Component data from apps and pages
--

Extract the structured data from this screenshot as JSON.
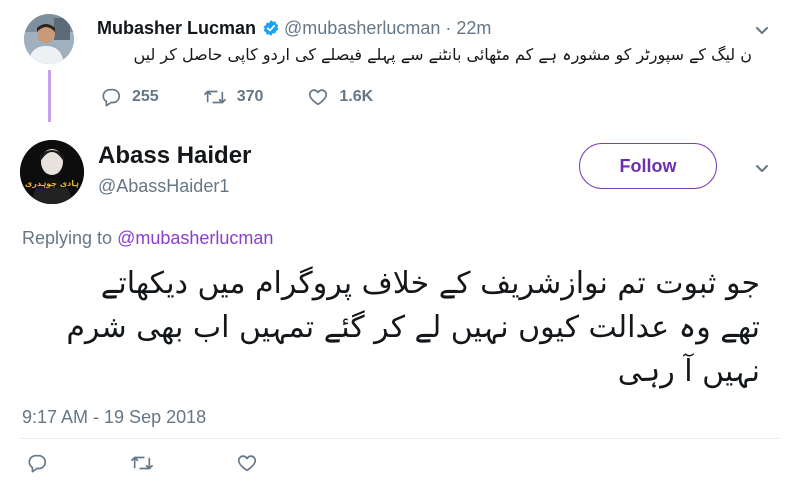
{
  "parent_tweet": {
    "name": "Mubasher Lucman",
    "verified_icon": "verified-badge-icon",
    "handle": "@mubasherlucman",
    "separator": "·",
    "time": "22m",
    "text": "ن لیگ کے سپورٹر کو مشورہ ہے کم مٹھائی بانٹنے سے پہلے فیصلے کی اردو کاپی حاصل کر لیں",
    "actions": {
      "replies": "255",
      "retweets": "370",
      "likes": "1.6K"
    }
  },
  "main_tweet": {
    "name": "Abass Haider",
    "handle": "@AbassHaider1",
    "avatar_text": "ہادی چوہدری",
    "follow_label": "Follow",
    "replying_prefix": "Replying to",
    "replying_handle": "@mubasherlucman",
    "text": "جو ثبوت تم نوازشریف کے خلاف پروگرام میں دیکھاتے تھے وہ عدالت کیوں نہیں لے کر گئے تمہیں اب بھی شرم نہیں آ رہی",
    "timestamp": "9:17 AM - 19 Sep 2018"
  },
  "colors": {
    "accent": "#7b3fb8",
    "thread_line": "#c5a1e8",
    "verified": "#1da1f2",
    "muted_text": "#657786"
  }
}
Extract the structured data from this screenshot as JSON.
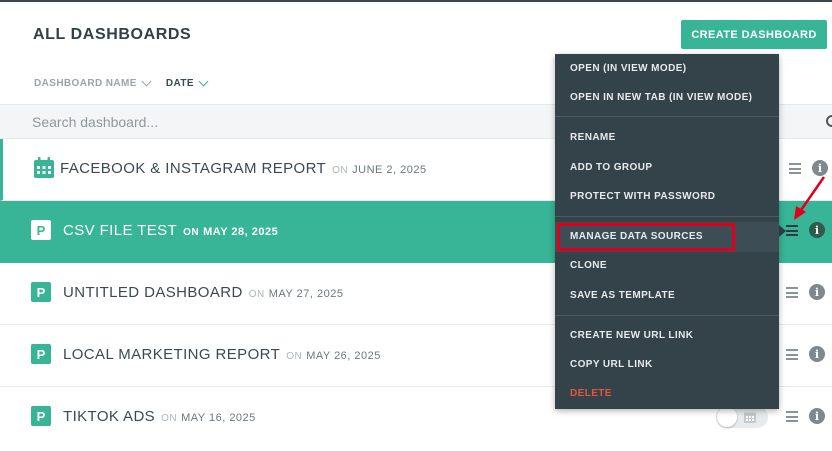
{
  "page": {
    "title": "ALL DASHBOARDS"
  },
  "toolbar": {
    "create_label": "CREATE DASHBOARD"
  },
  "sort": [
    {
      "label": "DASHBOARD NAME",
      "active": false
    },
    {
      "label": "DATE",
      "active": true
    }
  ],
  "search": {
    "placeholder": "Search dashboard...",
    "value": ""
  },
  "on_label": "ON",
  "rows": [
    {
      "title": "FACEBOOK & INSTAGRAM REPORT",
      "date": "JUNE 2, 2025",
      "icon": "calendar-icon"
    },
    {
      "title": "CSV FILE TEST",
      "date": "MAY 28, 2025",
      "icon": "p",
      "selected": true
    },
    {
      "title": "UNTITLED DASHBOARD",
      "date": "MAY 27, 2025",
      "icon": "p"
    },
    {
      "title": "LOCAL MARKETING REPORT",
      "date": "MAY 26, 2025",
      "icon": "p"
    },
    {
      "title": "TIKTOK ADS",
      "date": "MAY 16, 2025",
      "icon": "p"
    }
  ],
  "row_icon_letter": "P",
  "info_glyph": "i",
  "menu": {
    "items": [
      {
        "label": "OPEN (IN VIEW MODE)"
      },
      {
        "label": "OPEN IN NEW TAB (IN VIEW MODE)"
      },
      {
        "label": "RENAME"
      },
      {
        "label": "ADD TO GROUP"
      },
      {
        "label": "PROTECT WITH PASSWORD"
      },
      {
        "label": "MANAGE DATA SOURCES",
        "highlighted": true
      },
      {
        "label": "CLONE"
      },
      {
        "label": "SAVE AS TEMPLATE"
      },
      {
        "label": "CREATE NEW URL LINK"
      },
      {
        "label": "COPY URL LINK"
      },
      {
        "label": "DELETE",
        "danger": true
      }
    ]
  },
  "colors": {
    "accent": "#37b596",
    "menu_bg": "#344249",
    "danger": "#e2563f",
    "annotation": "#e0001b"
  }
}
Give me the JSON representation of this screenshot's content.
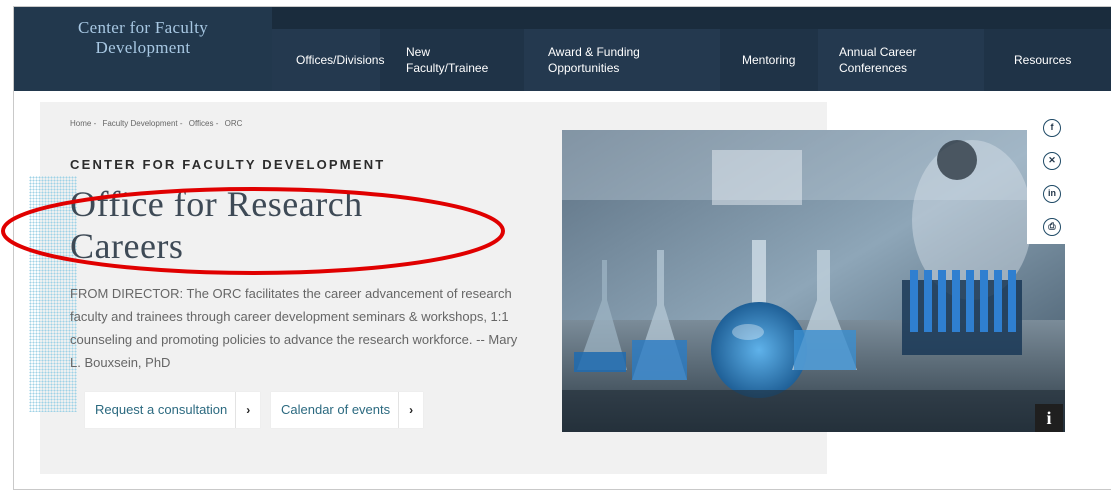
{
  "site": {
    "logo_line1": "Center for Faculty",
    "logo_line2": "Development"
  },
  "nav": {
    "items": [
      {
        "line1": "Offices/Divisions",
        "line2": ""
      },
      {
        "line1": "New",
        "line2": "Faculty/Trainee"
      },
      {
        "line1": "Award & Funding",
        "line2": "Opportunities"
      },
      {
        "line1": "Mentoring",
        "line2": ""
      },
      {
        "line1": "Annual Career",
        "line2": "Conferences"
      },
      {
        "line1": "Resources",
        "line2": ""
      }
    ]
  },
  "breadcrumb": [
    "Home -",
    "Faculty Development -",
    "Offices -",
    "ORC"
  ],
  "hero": {
    "kicker": "CENTER FOR FACULTY DEVELOPMENT",
    "title": "Office for Research Careers",
    "description": "FROM DIRECTOR: The ORC facilitates the career advancement of research faculty and trainees through career development seminars & workshops, 1:1 counseling and promoting policies to advance the research workforce. -- Mary L. Bouxsein, PhD",
    "buttons": [
      {
        "label": "Request a consultation",
        "chevron": "›"
      },
      {
        "label": "Calendar of events",
        "chevron": "›"
      }
    ]
  },
  "social": {
    "facebook": "f",
    "x": "✕",
    "linkedin": "in",
    "print": "⎙"
  },
  "image_info": "i",
  "colors": {
    "nav_bg": "#1f3347",
    "logo_text": "#a8c8e3",
    "hero_bg": "#f1f1f1",
    "link": "#2c6a80",
    "annotation": "#e00000"
  }
}
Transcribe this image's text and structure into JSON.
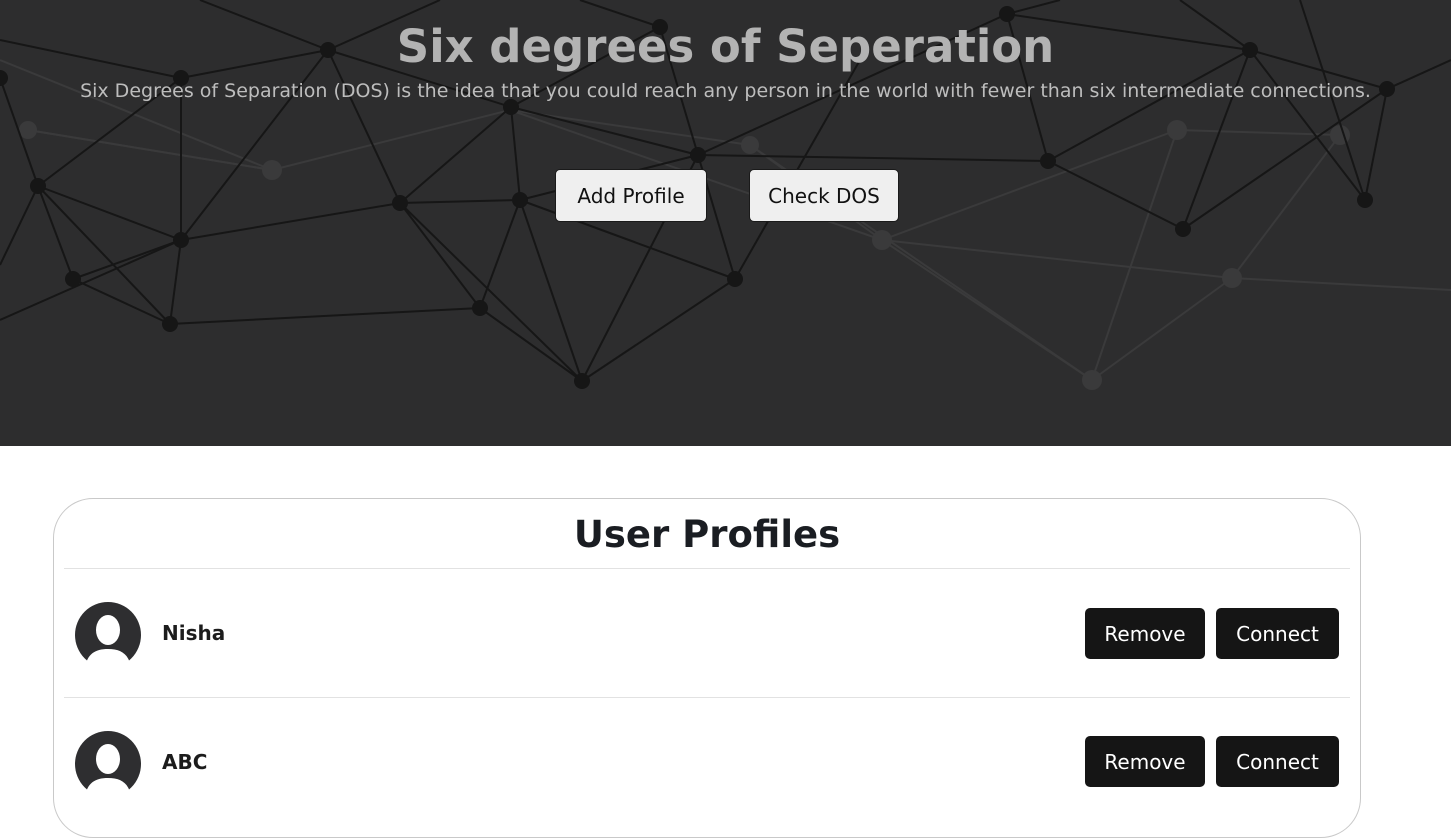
{
  "hero": {
    "title": "Six degrees of Seperation",
    "subtitle": "Six Degrees of Separation (DOS) is the idea that you could reach any person in the world with fewer than six intermediate connections.",
    "buttons": {
      "add_profile": "Add Profile",
      "check_dos": "Check DOS"
    }
  },
  "profiles": {
    "heading": "User Profiles",
    "users": [
      {
        "name": "Nisha",
        "remove_label": "Remove",
        "connect_label": "Connect",
        "icon": "user-avatar-icon"
      },
      {
        "name": "ABC",
        "remove_label": "Remove",
        "connect_label": "Connect",
        "icon": "user-avatar-icon"
      }
    ]
  },
  "colors": {
    "hero_bg": "#2d2d2e",
    "title": "#b3b3b3",
    "action_button_bg": "#151515",
    "action_button_text": "#ffffff"
  }
}
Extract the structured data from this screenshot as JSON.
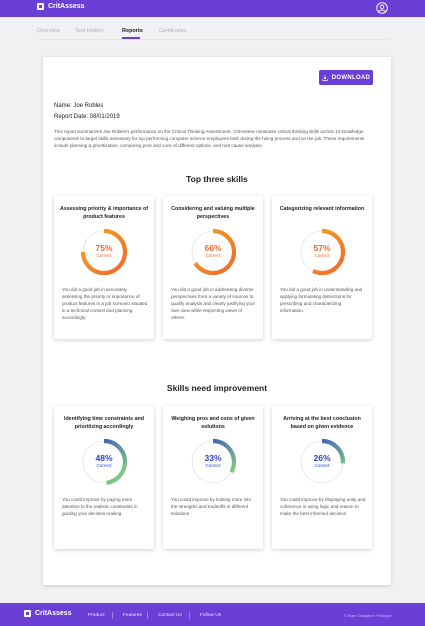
{
  "app": {
    "name": "CritAssess"
  },
  "tabs": [
    {
      "label": "Overview"
    },
    {
      "label": "Test History"
    },
    {
      "label": "Reports"
    },
    {
      "label": "Certificates"
    }
  ],
  "report": {
    "download_label": "DOWNLOAD",
    "name_line": "Name: Joe Robles",
    "date_line": "Report Date: 08/01/2019",
    "summary": "This report summarizes Joe Robles's performance on the Critical Thinking Assessment. CritAssess measures critical thinking skills across 14 knowledge components to target skills necessary for top performing computer science employees both during the hiring process and on the job. These requirements include planning & prioritization, comparing pros and cons of different options, and root cause analysis."
  },
  "top_skills": {
    "title": "Top three skills",
    "color_start": "#f6a623",
    "color_end": "#ef6a2a",
    "items": [
      {
        "title": "Assessing priority & importance of product features",
        "percent": "75%",
        "value": 75,
        "label": "Correct",
        "desc": "You did a good job in accurately assessing the priority or importance of product features in a job scenario situated in a technical context and planning accordingly."
      },
      {
        "title": "Considering and valuing multiple perspectives",
        "percent": "66%",
        "value": 66,
        "label": "Correct",
        "desc": "You did a good job in addressing diverse perspectives from a variety of sources to qualify analysis and clearly justifying your own view while respecting views of others."
      },
      {
        "title": "Categorizing relevant information",
        "percent": "57%",
        "value": 57,
        "label": "Correct",
        "desc": "You did a good job in understanding and applying formulating distinctions for prescribing and characterizing information."
      }
    ]
  },
  "improve_skills": {
    "title": "Skills need improvement",
    "color_start": "#2a3fc7",
    "color_end": "#8ee07a",
    "items": [
      {
        "title": "Identifying time constraints and prioritizing accordingly",
        "percent": "48%",
        "value": 48,
        "label": "Correct",
        "desc": "You could improve by paying more attention to the realistic constraints in guiding your decision making."
      },
      {
        "title": "Weighing pros and cons of given solutions",
        "percent": "33%",
        "value": 33,
        "label": "Correct",
        "desc": "You could improve by looking more into the strengths and tradeoffs in different solutions"
      },
      {
        "title": "Arriving at the best conclusion based on given evidence",
        "percent": "26%",
        "value": 26,
        "label": "Correct",
        "desc": "You could improve by displaying unity and coherence in using logic and reason to make the best informed decision"
      }
    ]
  },
  "footer": {
    "links": [
      "Product",
      "Features",
      "Contact Us",
      "Follow Us"
    ],
    "credit": "© Team Shanyan in Prototype"
  }
}
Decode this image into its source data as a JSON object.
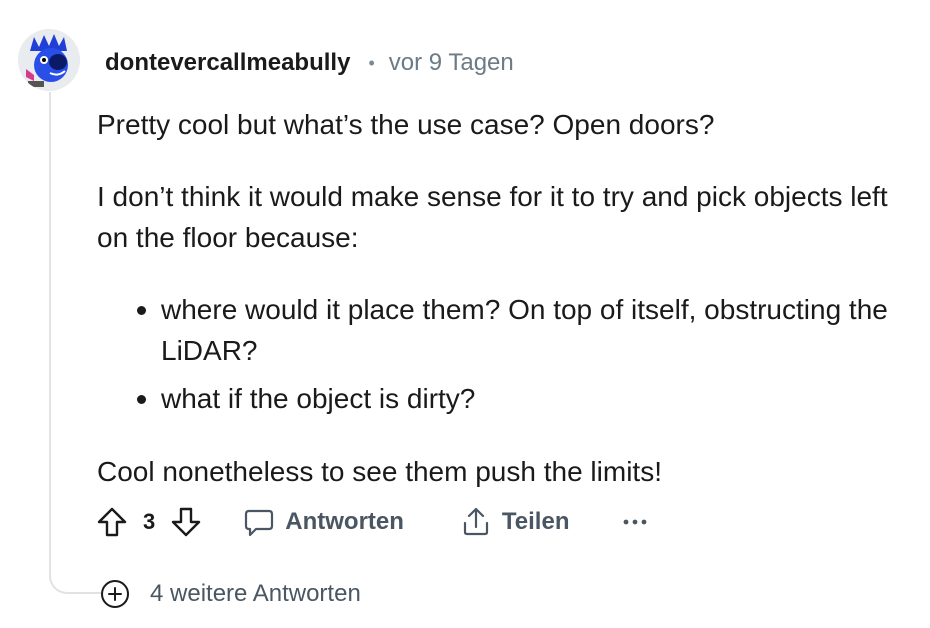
{
  "comment": {
    "author": "dontevercallmeabully",
    "separator": "•",
    "timestamp": "vor 9 Tagen",
    "avatar_icon": "snoo-avatar-icon",
    "paragraph_1": "Pretty cool but what’s the use case? Open doors?",
    "paragraph_2": "I don’t think it would make sense for it to try and pick objects left on the floor because:",
    "bullets": [
      "where would it place them? On top of itself, obstructing the LiDAR?",
      "what if the object is dirty?"
    ],
    "paragraph_3": "Cool nonetheless to see them push the limits!"
  },
  "actions": {
    "score": "3",
    "reply_label": "Antworten",
    "share_label": "Teilen",
    "upvote_icon": "upvote-arrow-icon",
    "downvote_icon": "downvote-arrow-icon",
    "reply_icon": "speech-bubble-icon",
    "share_icon": "share-upload-icon",
    "more_icon": "ellipsis-icon"
  },
  "more_replies": {
    "label": "4 weitere Antworten",
    "icon": "plus-circle-icon"
  },
  "colors": {
    "text": "#1a1a1b",
    "muted": "#6b7b87",
    "action": "#4a5762",
    "thread_line": "#e0e2e4",
    "avatar_blue": "#1f3fd6"
  }
}
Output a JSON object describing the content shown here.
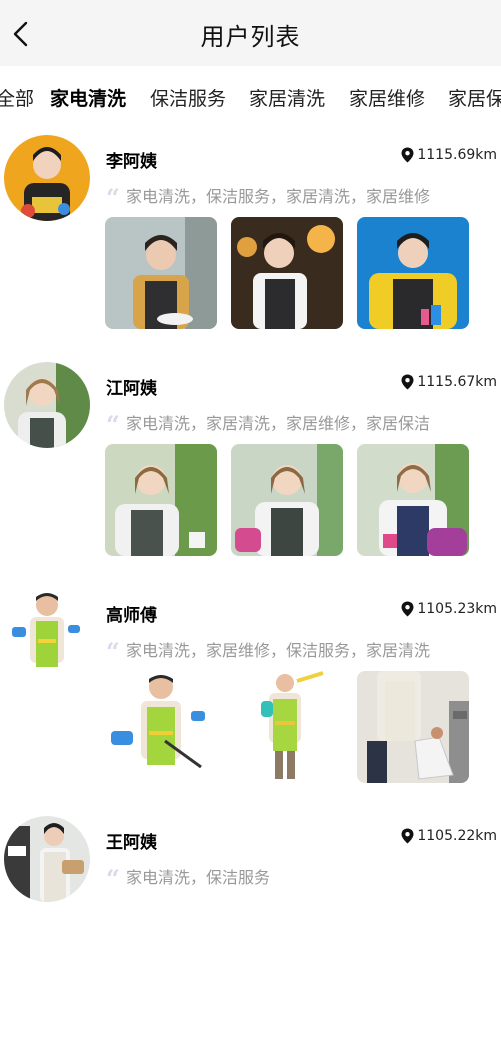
{
  "header": {
    "title": "用户列表",
    "back_icon": "chevron-left-icon"
  },
  "tabs": [
    {
      "label": "全部",
      "active": false
    },
    {
      "label": "家电清洗",
      "active": true
    },
    {
      "label": "保洁服务",
      "active": false
    },
    {
      "label": "家居清洗",
      "active": false
    },
    {
      "label": "家居维修",
      "active": false
    },
    {
      "label": "家居保洁",
      "active": false
    }
  ],
  "workers": [
    {
      "name": "李阿姨",
      "distance": "1115.69km",
      "services": "家电清洗，保洁服务，家居清洗，家居维修"
    },
    {
      "name": "江阿姨",
      "distance": "1115.67km",
      "services": "家电清洗，家居清洗，家居维修，家居保洁"
    },
    {
      "name": "高师傅",
      "distance": "1105.23km",
      "services": "家电清洗，家居维修，保洁服务，家居清洗"
    },
    {
      "name": "王阿姨",
      "distance": "1105.22km",
      "services": "家电清洗，保洁服务"
    }
  ],
  "colors": {
    "accent_quote": "#d8dbe8",
    "muted_text": "#999999",
    "header_bg": "#f5f5f5"
  }
}
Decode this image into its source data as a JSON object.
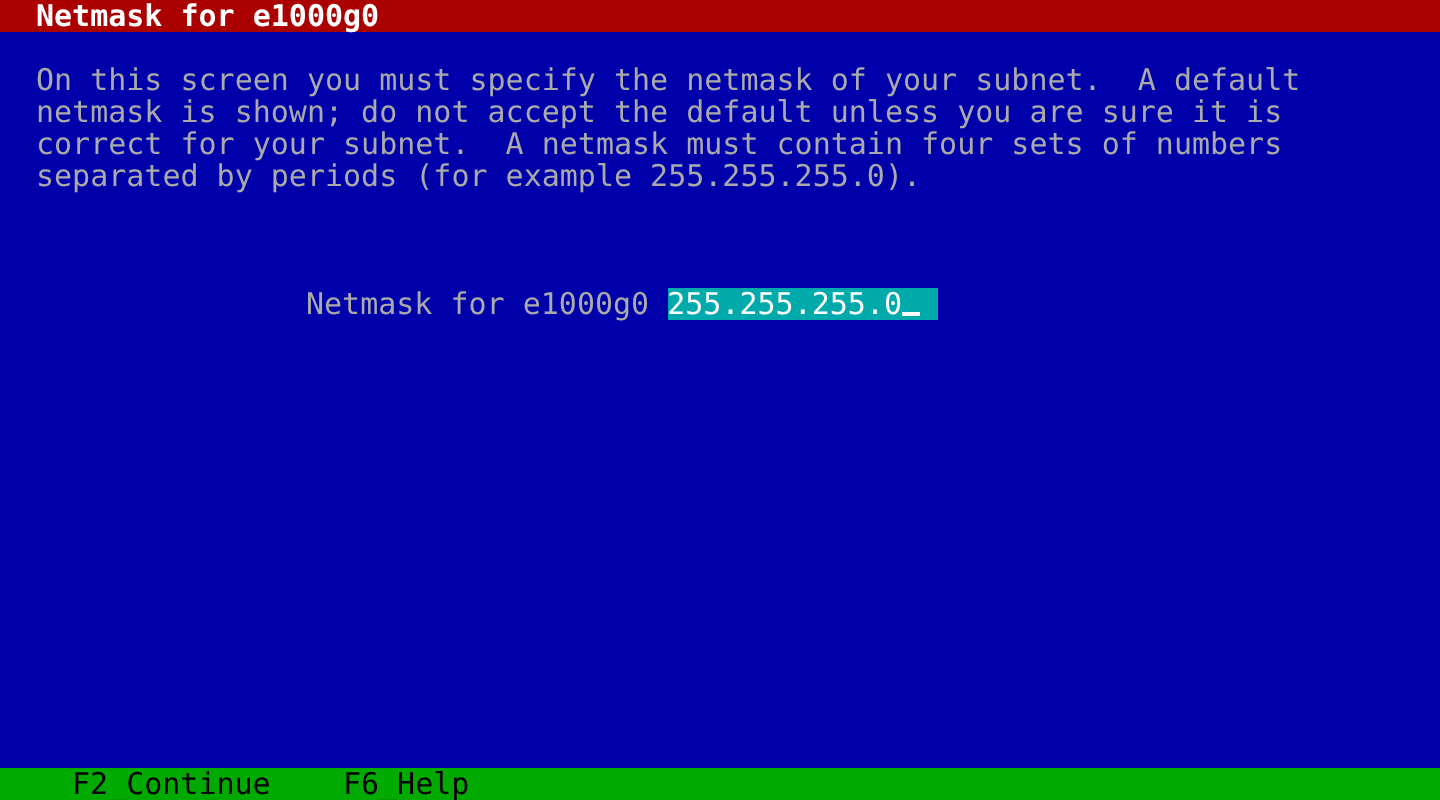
{
  "title": "Netmask for e1000g0",
  "description": "On this screen you must specify the netmask of your subnet.  A default netmask is shown; do not accept the default unless you are sure it is correct for your subnet.  A netmask must contain four sets of numbers separated by periods (for example 255.255.255.0).",
  "field": {
    "label": "Netmask for e1000g0",
    "value": "255.255.255.0"
  },
  "function_keys": [
    "F2_Continue",
    "F6_Help"
  ]
}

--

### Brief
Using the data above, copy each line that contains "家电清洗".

### Response area
      "label": "家电清洗",
      "services": "家电清洗，保洁服务，家居清洗，家居维修"
      "services": "家电清洗，家居清洗，家居维修，家居保洁"
      "services": "家电清洗，家居维修，保洁服务，家居清洗"
      "services": "家电清洗，保洁服务"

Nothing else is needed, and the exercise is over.